The future of carbon-neutral buildings: trends and predictions
As the world grapples with the realities of climate change, the construction industry has a significant role to play in reducing carbon emissions.
In the UK, buildings contribute to 33% of the greenhouse gases (GHG) emissions and 40% of the global energy consumption. This article explores the concept of carbon-neutral buildings, current trends, future predictions, and the role of sustainable building practices in achieving carbon neutrality.
Understanding carbon-neutral buildings
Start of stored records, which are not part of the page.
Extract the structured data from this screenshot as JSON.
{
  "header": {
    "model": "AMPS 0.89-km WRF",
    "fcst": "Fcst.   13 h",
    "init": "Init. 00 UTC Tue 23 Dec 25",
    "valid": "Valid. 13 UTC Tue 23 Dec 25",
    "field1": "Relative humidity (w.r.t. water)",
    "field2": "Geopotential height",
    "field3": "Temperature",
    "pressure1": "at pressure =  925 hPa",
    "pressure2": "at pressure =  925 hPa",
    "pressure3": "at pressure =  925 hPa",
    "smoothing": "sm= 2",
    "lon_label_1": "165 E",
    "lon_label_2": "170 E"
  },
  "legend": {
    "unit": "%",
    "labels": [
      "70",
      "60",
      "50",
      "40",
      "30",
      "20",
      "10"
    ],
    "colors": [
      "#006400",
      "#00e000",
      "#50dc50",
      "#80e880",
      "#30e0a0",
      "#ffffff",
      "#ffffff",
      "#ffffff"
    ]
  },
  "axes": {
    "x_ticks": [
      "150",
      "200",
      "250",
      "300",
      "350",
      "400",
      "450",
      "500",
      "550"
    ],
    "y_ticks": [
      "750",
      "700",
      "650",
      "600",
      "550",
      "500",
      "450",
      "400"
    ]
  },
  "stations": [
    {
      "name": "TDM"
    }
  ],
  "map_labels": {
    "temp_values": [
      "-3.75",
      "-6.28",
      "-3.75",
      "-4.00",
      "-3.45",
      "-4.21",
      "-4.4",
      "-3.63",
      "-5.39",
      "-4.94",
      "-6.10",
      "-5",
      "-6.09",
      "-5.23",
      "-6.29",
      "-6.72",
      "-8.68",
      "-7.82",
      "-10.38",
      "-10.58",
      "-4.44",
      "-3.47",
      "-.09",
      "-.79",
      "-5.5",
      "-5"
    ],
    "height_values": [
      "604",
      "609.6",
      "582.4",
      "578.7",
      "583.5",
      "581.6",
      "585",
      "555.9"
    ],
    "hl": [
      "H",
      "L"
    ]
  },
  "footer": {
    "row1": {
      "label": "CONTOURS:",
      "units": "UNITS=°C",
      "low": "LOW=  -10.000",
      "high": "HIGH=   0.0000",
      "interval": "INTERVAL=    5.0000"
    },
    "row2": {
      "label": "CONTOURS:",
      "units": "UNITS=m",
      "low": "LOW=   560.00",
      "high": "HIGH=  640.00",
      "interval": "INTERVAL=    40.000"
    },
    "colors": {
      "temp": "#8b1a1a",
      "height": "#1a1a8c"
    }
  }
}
In a carbon-neutral building, energy efficiency is paramount. Designers and engineers use principles such as passive solar design, natural ventilation and high-efficiency insulation. In addition to energy-efficient design, carbon-neutral buildings also use renewable energy technologies to generate electricity. This can include solar panels, wind turbines, and in some cases geothermal systems. The electricity generated by these systems can be used to power the building's lighting heating, and cooling systems, as well as any appliances or equipment in the building.
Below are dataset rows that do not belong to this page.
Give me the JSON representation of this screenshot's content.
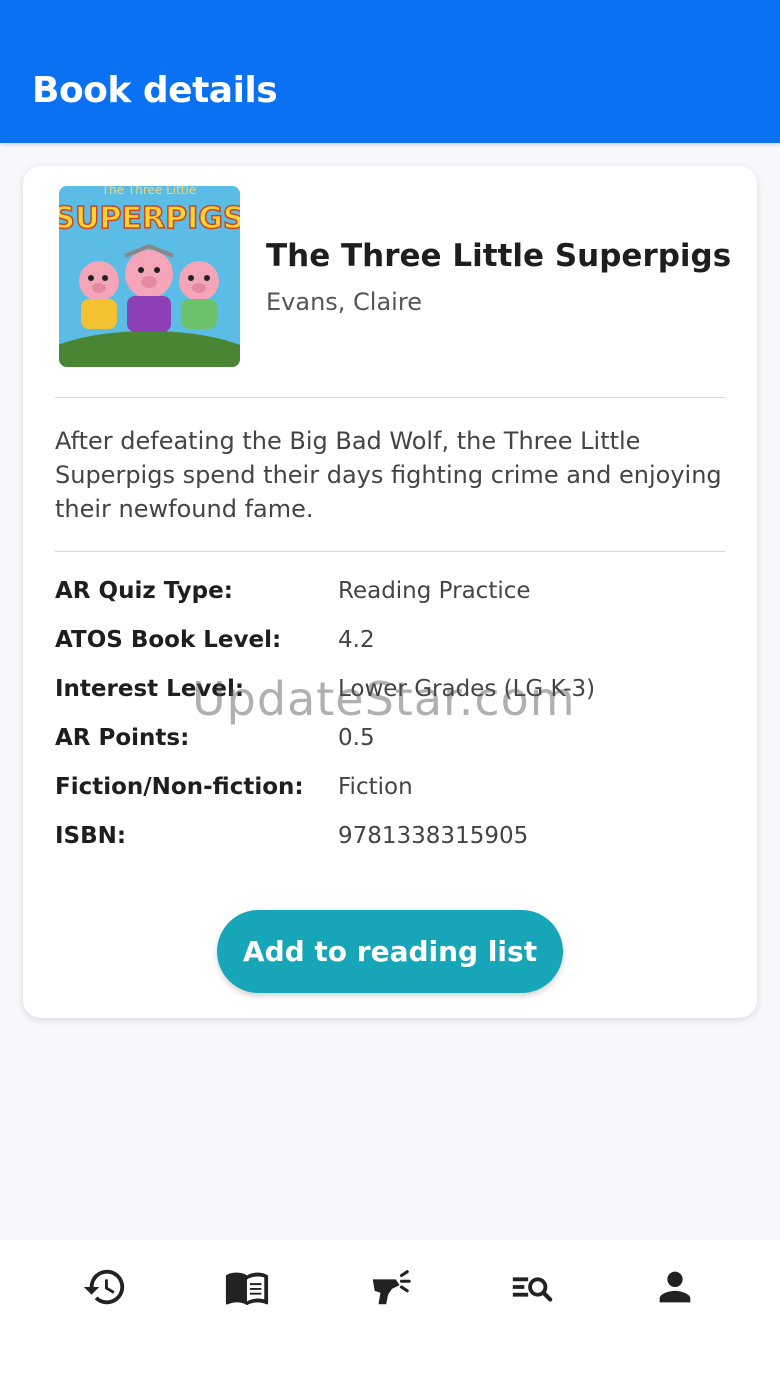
{
  "header": {
    "title": "Book details"
  },
  "book": {
    "cover_title_text": "The Three Little SUPERPIGS",
    "title": "The Three Little Superpigs",
    "author": "Evans, Claire",
    "description": "After defeating the Big Bad Wolf, the Three Little Superpigs spend their days fighting crime and enjoying their newfound fame.",
    "details": [
      {
        "label": "AR Quiz Type:",
        "value": "Reading Practice"
      },
      {
        "label": "ATOS Book Level:",
        "value": "4.2"
      },
      {
        "label": "Interest Level:",
        "value": "Lower Grades (LG K-3)"
      },
      {
        "label": "AR Points:",
        "value": "0.5"
      },
      {
        "label": "Fiction/Non-fiction:",
        "value": "Fiction"
      },
      {
        "label": "ISBN:",
        "value": "9781338315905"
      }
    ]
  },
  "actions": {
    "add_label": "Add to reading list"
  },
  "watermark": "UpdateStar.com",
  "nav": {
    "items": [
      {
        "icon": "history-icon"
      },
      {
        "icon": "book-open-icon"
      },
      {
        "icon": "barcode-scanner-icon"
      },
      {
        "icon": "search-list-icon"
      },
      {
        "icon": "person-icon"
      }
    ]
  },
  "colors": {
    "app_bar": "#0a72f2",
    "button": "#17a6b8",
    "background": "#f6f8fb"
  }
}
Current state of carbon emissions in the construction industry
In the UK, the construction industry is a significant contributor to carbon emissions. The embodied carbon of a building, which includes the carbon emissions associated with the extraction, production and transportation of construction materials, as well as the carbon emissions from the construction process itself, can be equivalent to 20 years' worth of its operational carbon emissions.
Trends in carbon-neutral buildings
The drive towards carbon-neutral buildings is gaining momentum, with several key trends shaping the future of the built environment. These trends reflect a growing commitment to sustainability, energy efficiency and technological innovation.
- Renewable energy sources
Solar panels and wind turbines are becoming a common sight on buildings across the UK. As the cost of these technologies continues to fall, they offer long-term cost savings, making them an increasingly attractive option for building owners and operators.
- Energy-efficient design
Designers and engineers are using principles such as passive solar design and high-efficiency HVAC systems to minimise energy consumption. Passive solar design takes advantage of the sun's energy for heating and cooling, while high-efficiency HVAC systems use less energy to provide the same level of comfort.
- Sustainable building materials
These materials, which include recycled or reclaimed materials, can significantly reduce a building's embodied carbon – the carbon emissions associated with the production, transport and disposal of building materials. By choosing sustainable materials, builders can reduce the environmental impact of their projects while often also improving the performance and aesthetics of their buildings.
- Smart technology integration
Smart thermostats, energy management systems and other technologies can optimise a building's heating, cooling and lighting systems, further reducing energy consumption. These technologies can also improve comfort and convenience for building occupants.
The landscape of the UK's built environment is set to undergo a significant transformation. The drive towards carbon neutrality is expected to accelerate, spurred by technological advancements, evolving government policies, and heightened public awareness of climate change.
The government's Ten Point Plan for a green industrial revolution and net zero strategy provides a roadmap for this transition, outlining strategies for improving energy efficiency, promoting low-carbon heating solutions and encouraging the construction of energy-efficient new homes.
The decarbonisation of the UK's electricity grid and the development of a low-carbon hydrogen sector are set to make it easier for buildings to reduce their carbon footprint. At the same time, investments in carbon capture usage and storage (CCUS) technologies could further help offset emissions from buildings and industrial processes.
Beyond government initiatives, we anticipate a growing number of businesses and individuals investing in carbon-neutral buildings. As energy prices continue to rise, buildings that generate their own green electricity can offer a financially attractive proposition.
The public sector is leading by example, with the government committed to achieving net-zero emissions from its operations by 2050. This sets a precedent for the private sector, demonstrating the feasibility and benefits of carbon-neutral buildings.
This article originally appeared in AT Journal issue 148